Students who are placed on academic probation at the end of first term make up a unique subset of the student population that are particularly prone to problems and who are especially in need of intervention. First year students don’t always perform as well as hoped, which in turn can contribute to reduced retention. What happens during their second term can be critical to their academic performance and whether or not they remain in their institution.
This note explores the characteristics, behaviors and outcomes of students who are on academic probation following their first term, using a national dataset of 54,485 first-year students from 100 colleges and universities in the United States.
Second Term Behavior of Students on Academic Probation
- How do expectations of outcomes for first-year students relate to reality?
- How many students on fall probation improve their performance during the spring term and continue on to the next academic year?
- For those students who do make it out of probation during the spring term, what differences in behaviors do we see?
- Students start the term with high academic expectations.
- However, behaviors and actions do not meet these high expectations.
- Students on probation after fall term who are able to improve their attendance and academic behaviors are more likely to improve their grades during the spring term.
Expected Outcomes versus Actual Outcomes
The vast majority of first-year students enter their institution with high hopes for their academic performance and with great intentions for returning for later semesters. However, reality often does not match up to these expectations for both performance and retention. Less than 1% of first-year students expect to receive a grade low enough to be placed on academic probation following the fall term.

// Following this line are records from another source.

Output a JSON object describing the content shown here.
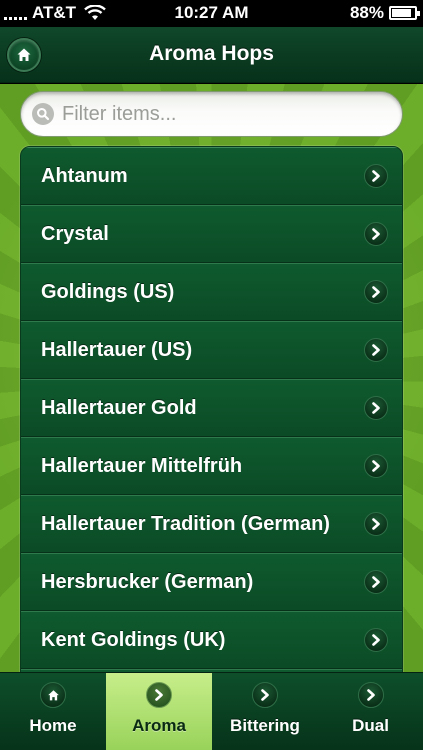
{
  "status_bar": {
    "carrier": "AT&T",
    "time": "10:27 AM",
    "battery": "88%",
    "battery_level": 0.88
  },
  "nav": {
    "title": "Aroma Hops",
    "home_icon": "home-icon"
  },
  "search": {
    "placeholder": "Filter items..."
  },
  "list": {
    "items": [
      {
        "label": "Ahtanum"
      },
      {
        "label": "Crystal"
      },
      {
        "label": "Goldings (US)"
      },
      {
        "label": "Hallertauer (US)"
      },
      {
        "label": "Hallertauer Gold"
      },
      {
        "label": "Hallertauer Mittelfrüh"
      },
      {
        "label": "Hallertauer Tradition (German)"
      },
      {
        "label": "Hersbrucker (German)"
      },
      {
        "label": "Kent Goldings (UK)"
      },
      {
        "label": ""
      }
    ]
  },
  "tabs": [
    {
      "label": "Home",
      "icon": "home-icon",
      "active": false
    },
    {
      "label": "Aroma",
      "icon": "chevron-right-icon",
      "active": true
    },
    {
      "label": "Bittering",
      "icon": "chevron-right-icon",
      "active": false
    },
    {
      "label": "Dual",
      "icon": "chevron-right-icon",
      "active": false
    }
  ],
  "colors": {
    "nav_green": "#0a3a20",
    "list_green": "#0b4b26",
    "sunburst_green": "#6cad2a",
    "active_tab": "#b3e272"
  }
}
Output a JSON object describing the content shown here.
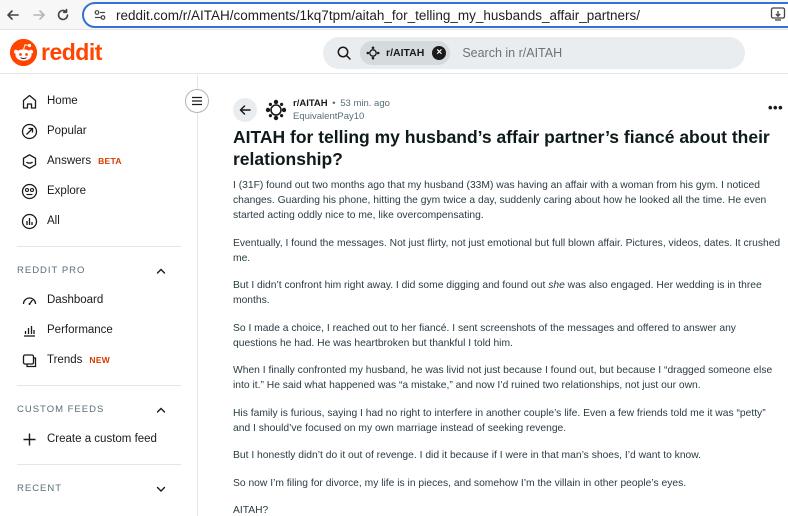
{
  "browser": {
    "url": "reddit.com/r/AITAH/comments/1kq7tpm/aitah_for_telling_my_husbands_affair_partners/"
  },
  "header": {
    "logo_text": "reddit",
    "search": {
      "chip_label": "r/AITAH",
      "placeholder": "Search in r/AITAH"
    },
    "brand_color": "#ff4500"
  },
  "sidebar": {
    "items": [
      {
        "label": "Home",
        "icon": "home-icon"
      },
      {
        "label": "Popular",
        "icon": "popular-icon"
      },
      {
        "label": "Answers",
        "icon": "answers-icon",
        "badge": "BETA"
      },
      {
        "label": "Explore",
        "icon": "explore-icon"
      },
      {
        "label": "All",
        "icon": "all-icon"
      }
    ],
    "reddit_pro": {
      "title": "REDDIT PRO",
      "items": [
        {
          "label": "Dashboard",
          "icon": "dashboard-icon"
        },
        {
          "label": "Performance",
          "icon": "performance-icon"
        },
        {
          "label": "Trends",
          "icon": "trends-icon",
          "badge": "NEW"
        }
      ]
    },
    "custom_feeds": {
      "title": "CUSTOM FEEDS",
      "items": [
        {
          "label": "Create a custom feed",
          "icon": "plus-icon"
        }
      ]
    },
    "recent": {
      "title": "RECENT"
    }
  },
  "post": {
    "subreddit": "r/AITAH",
    "separator": "•",
    "time": "53 min. ago",
    "author": "EquivalentPay10",
    "more": "•••",
    "title": "AITAH for telling my husband’s affair partner’s fiancé about their relationship?",
    "body": {
      "p1": "I (31F) found out two months ago that my husband (33M) was having an affair with a woman from his gym. I noticed changes. Guarding his phone, hitting the gym twice a day, suddenly caring about how he looked all the time. He even started acting oddly nice to me, like overcompensating.",
      "p2": "Eventually, I found the messages. Not just flirty, not just emotional but full blown affair. Pictures, videos, dates. It crushed me.",
      "p3_before": "But I didn’t confront him right away. I did some digging and found out ",
      "p3_em": "she",
      "p3_after": " was also engaged. Her wedding is in three months.",
      "p4": "So I made a choice, I reached out to her fiancé. I sent screenshots of the messages and offered to answer any questions he had. He was heartbroken but thankful I told him.",
      "p5": "When I finally confronted my husband, he was livid not just because I found out, but because I “dragged someone else into it.” He said what happened was “a mistake,” and now I’d ruined two relationships, not just our own.",
      "p6": "His family is furious, saying I had no right to interfere in another couple’s life. Even a few friends told me it was “petty” and I should’ve focused on my own marriage instead of seeking revenge.",
      "p7": "But I honestly didn’t do it out of revenge. I did it because if I were in that man’s shoes, I’d want to know.",
      "p8": "So now I’m filing for divorce, my life is in pieces, and somehow I’m the villain in other people’s eyes.",
      "p9": "AITAH?"
    }
  }
}
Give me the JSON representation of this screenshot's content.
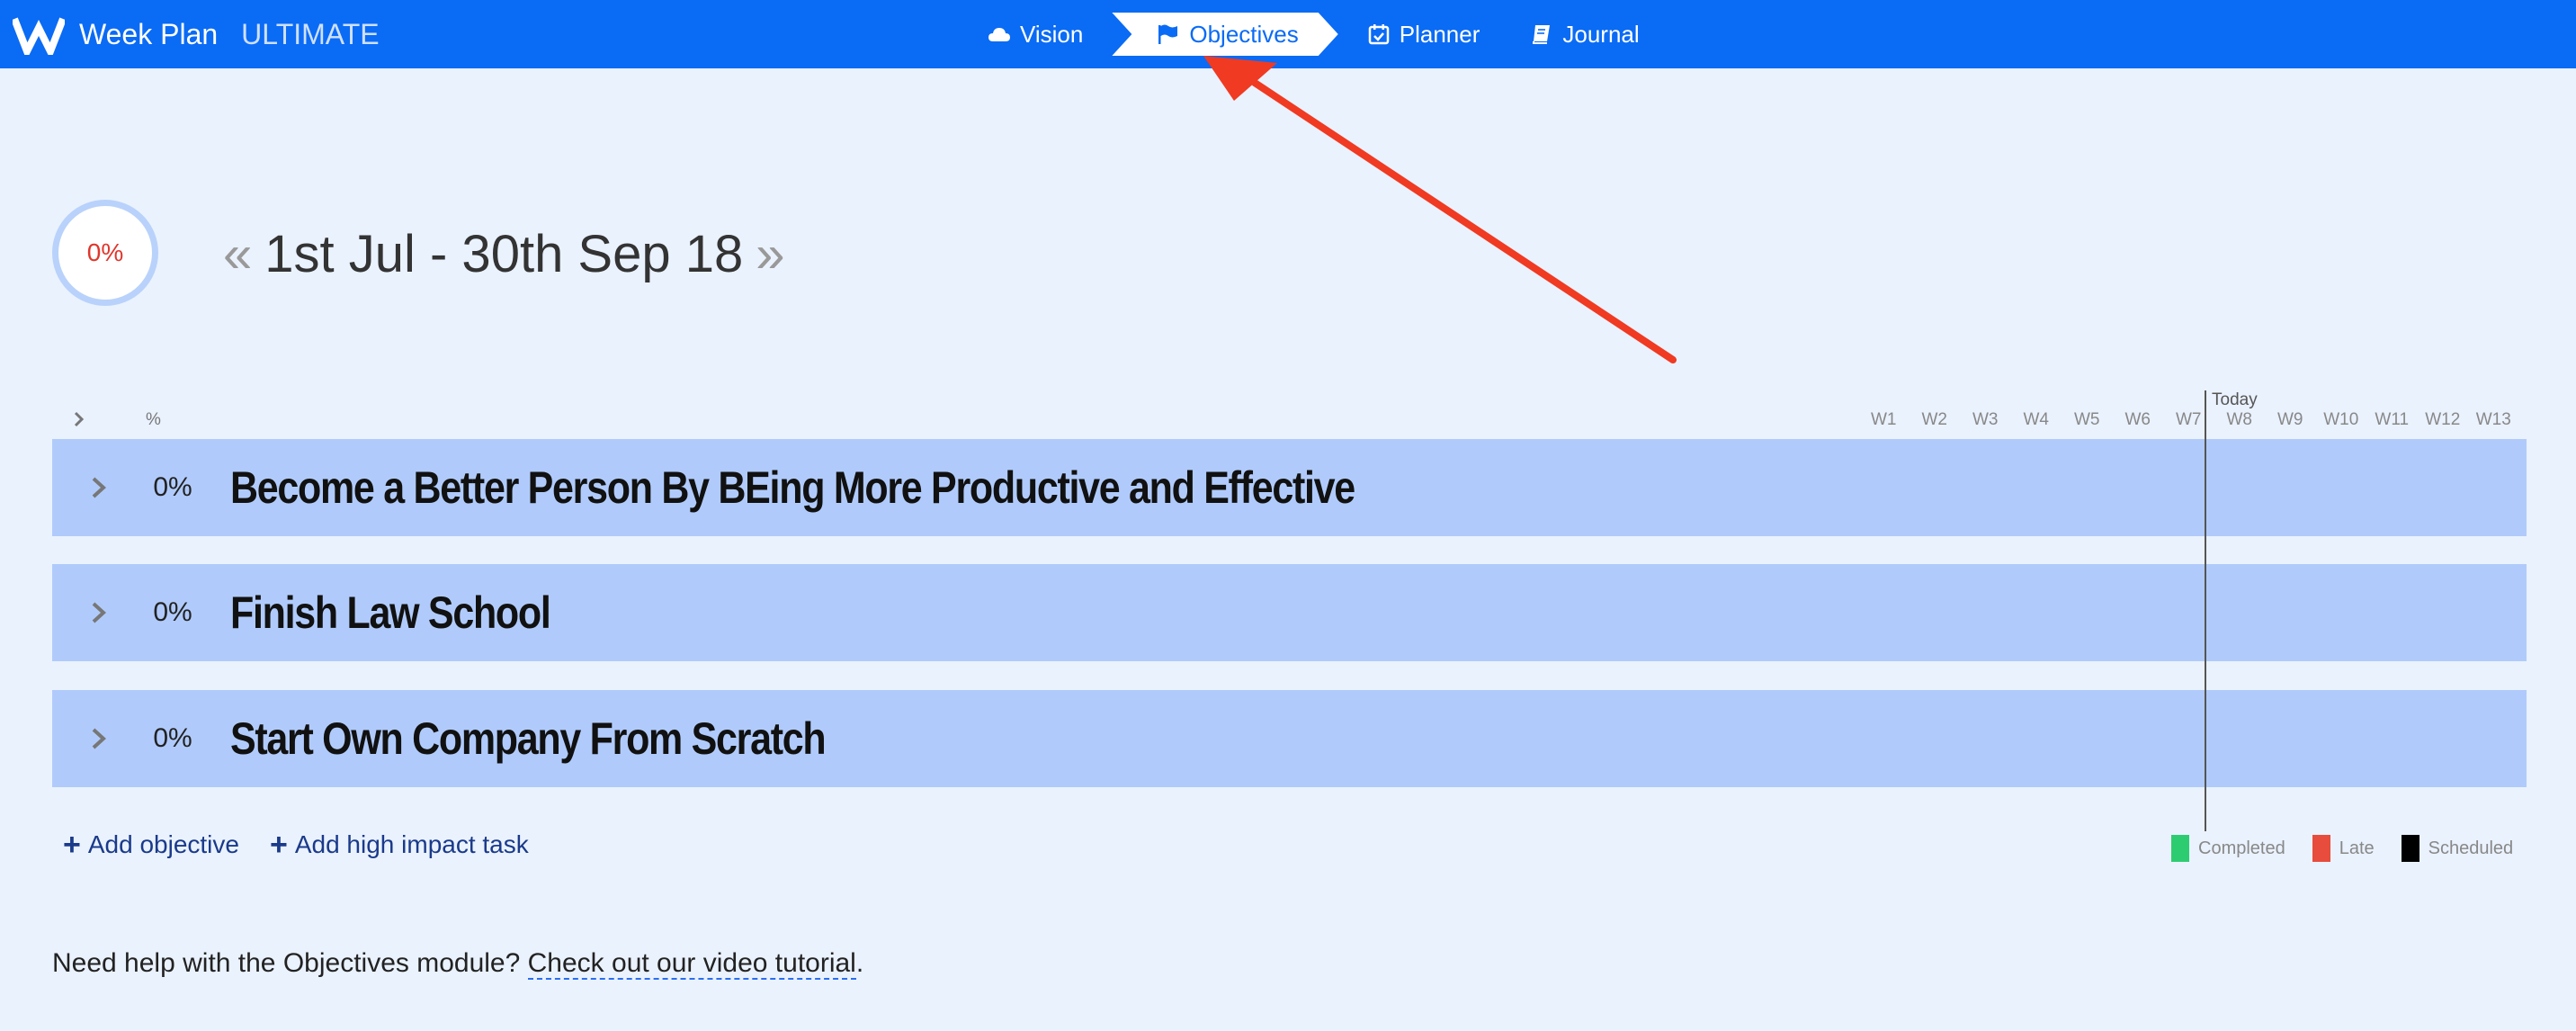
{
  "app": {
    "name": "Week Plan",
    "edition": "ULTIMATE"
  },
  "nav": {
    "items": [
      {
        "label": "Vision",
        "icon": "cloud-icon",
        "active": false
      },
      {
        "label": "Objectives",
        "icon": "flag-icon",
        "active": true
      },
      {
        "label": "Planner",
        "icon": "calendar-check-icon",
        "active": false
      },
      {
        "label": "Journal",
        "icon": "book-icon",
        "active": false
      }
    ]
  },
  "header": {
    "progress": "0%",
    "period": "1st Jul - 30th Sep 18",
    "prev_symbol": "«",
    "next_symbol": "»"
  },
  "timeline": {
    "pct_header": "%",
    "today_label": "Today",
    "weeks": [
      "W1",
      "W2",
      "W3",
      "W4",
      "W5",
      "W6",
      "W7",
      "W8",
      "W9",
      "W10",
      "W11",
      "W12",
      "W13"
    ]
  },
  "objectives": [
    {
      "progress": "0%",
      "title": "Become a Better Person By BEing More Productive and Effective"
    },
    {
      "progress": "0%",
      "title": "Finish Law School"
    },
    {
      "progress": "0%",
      "title": "Start Own Company From Scratch"
    }
  ],
  "actions": {
    "add_objective": "Add objective",
    "add_task": "Add high impact task"
  },
  "legend": [
    {
      "label": "Completed",
      "color": "#2ecc71"
    },
    {
      "label": "Late",
      "color": "#e74c3c"
    },
    {
      "label": "Scheduled",
      "color": "#000000"
    }
  ],
  "help": {
    "prefix": "Need help with the Objectives module? ",
    "link": "Check out our video tutorial",
    "suffix": "."
  },
  "colors": {
    "topbar": "#0a6bf5",
    "page_bg": "#eaf2fe",
    "row_bg": "#b0cbfb",
    "arrow": "#f03a22"
  }
}
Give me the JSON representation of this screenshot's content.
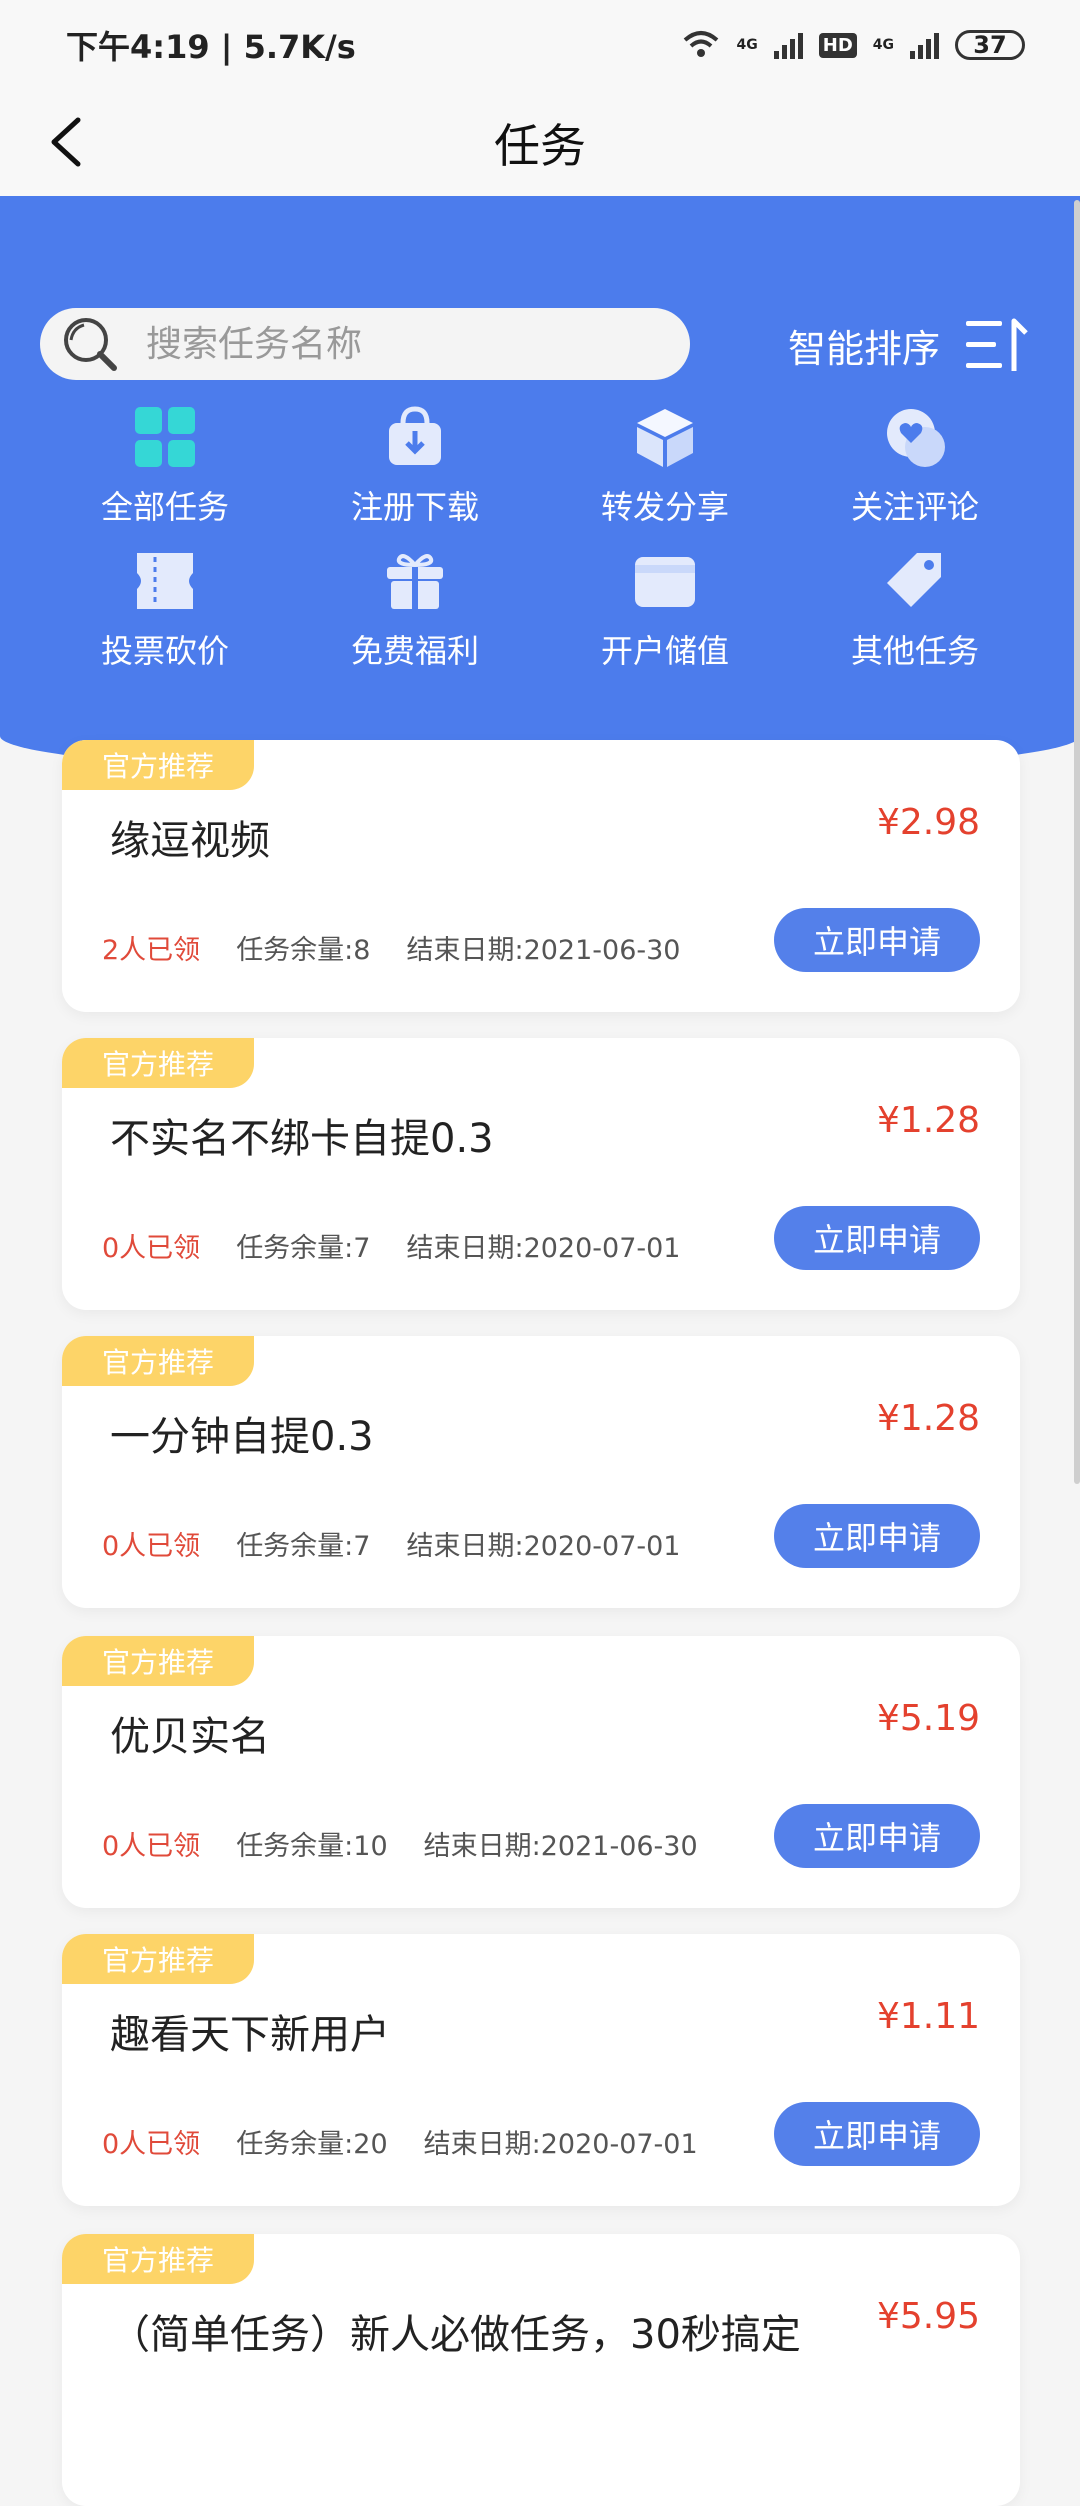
{
  "status": {
    "time_speed": "下午4:19 | 5.7K/s",
    "net1": "4G",
    "hd": "HD",
    "net2": "4G",
    "battery": "37"
  },
  "header": {
    "title": "任务"
  },
  "search": {
    "placeholder": "搜索任务名称",
    "value": ""
  },
  "sort": {
    "label": "智能排序"
  },
  "categories": [
    {
      "label": "全部任务",
      "icon": "grid-icon"
    },
    {
      "label": "注册下载",
      "icon": "download-bag-icon"
    },
    {
      "label": "转发分享",
      "icon": "cube-icon"
    },
    {
      "label": "关注评论",
      "icon": "heart-chat-icon"
    },
    {
      "label": "投票砍价",
      "icon": "ticket-icon"
    },
    {
      "label": "免费福利",
      "icon": "gift-icon"
    },
    {
      "label": "开户储值",
      "icon": "wallet-icon"
    },
    {
      "label": "其他任务",
      "icon": "tag-icon"
    }
  ],
  "tasks": [
    {
      "badge": "官方推荐",
      "title": "缘逗视频",
      "price": "¥2.98",
      "claimed": "2人已领",
      "remaining": "任务余量:8",
      "end": "结束日期:2021-06-30",
      "button": "立即申请"
    },
    {
      "badge": "官方推荐",
      "title": "不实名不绑卡自提0.3",
      "price": "¥1.28",
      "claimed": "0人已领",
      "remaining": "任务余量:7",
      "end": "结束日期:2020-07-01",
      "button": "立即申请"
    },
    {
      "badge": "官方推荐",
      "title": "一分钟自提0.3",
      "price": "¥1.28",
      "claimed": "0人已领",
      "remaining": "任务余量:7",
      "end": "结束日期:2020-07-01",
      "button": "立即申请"
    },
    {
      "badge": "官方推荐",
      "title": "优贝实名",
      "price": "¥5.19",
      "claimed": "0人已领",
      "remaining": "任务余量:10",
      "end": "结束日期:2021-06-30",
      "button": "立即申请"
    },
    {
      "badge": "官方推荐",
      "title": "趣看天下新用户",
      "price": "¥1.11",
      "claimed": "0人已领",
      "remaining": "任务余量:20",
      "end": "结束日期:2020-07-01",
      "button": "立即申请"
    },
    {
      "badge": "官方推荐",
      "title": "（简单任务）新人必做任务，30秒搞定",
      "price": "¥5.95",
      "claimed": "",
      "remaining": "",
      "end": "",
      "button": ""
    }
  ],
  "colors": {
    "accent": "#4c7cec",
    "badge": "#fdd468",
    "price": "#e4412e",
    "button": "#5480ea"
  }
}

Yet, approximately one out of every six students ends up on probation following their first term.
While students appear to be slightly more realistic in their expectations during their second term, they continue to be far more optimistic about their potential performance than the data shows is warranted, with only 34% receiving a high enough GPA to be removed from academic probation during their spring term.
To access all the data in this robust research note, just fill out the form to the right. Looking for more insight on students and academic probation? View the recording of our recent webinar, When Things Don’t Go As Planned: First-Year Students and Academic Probation.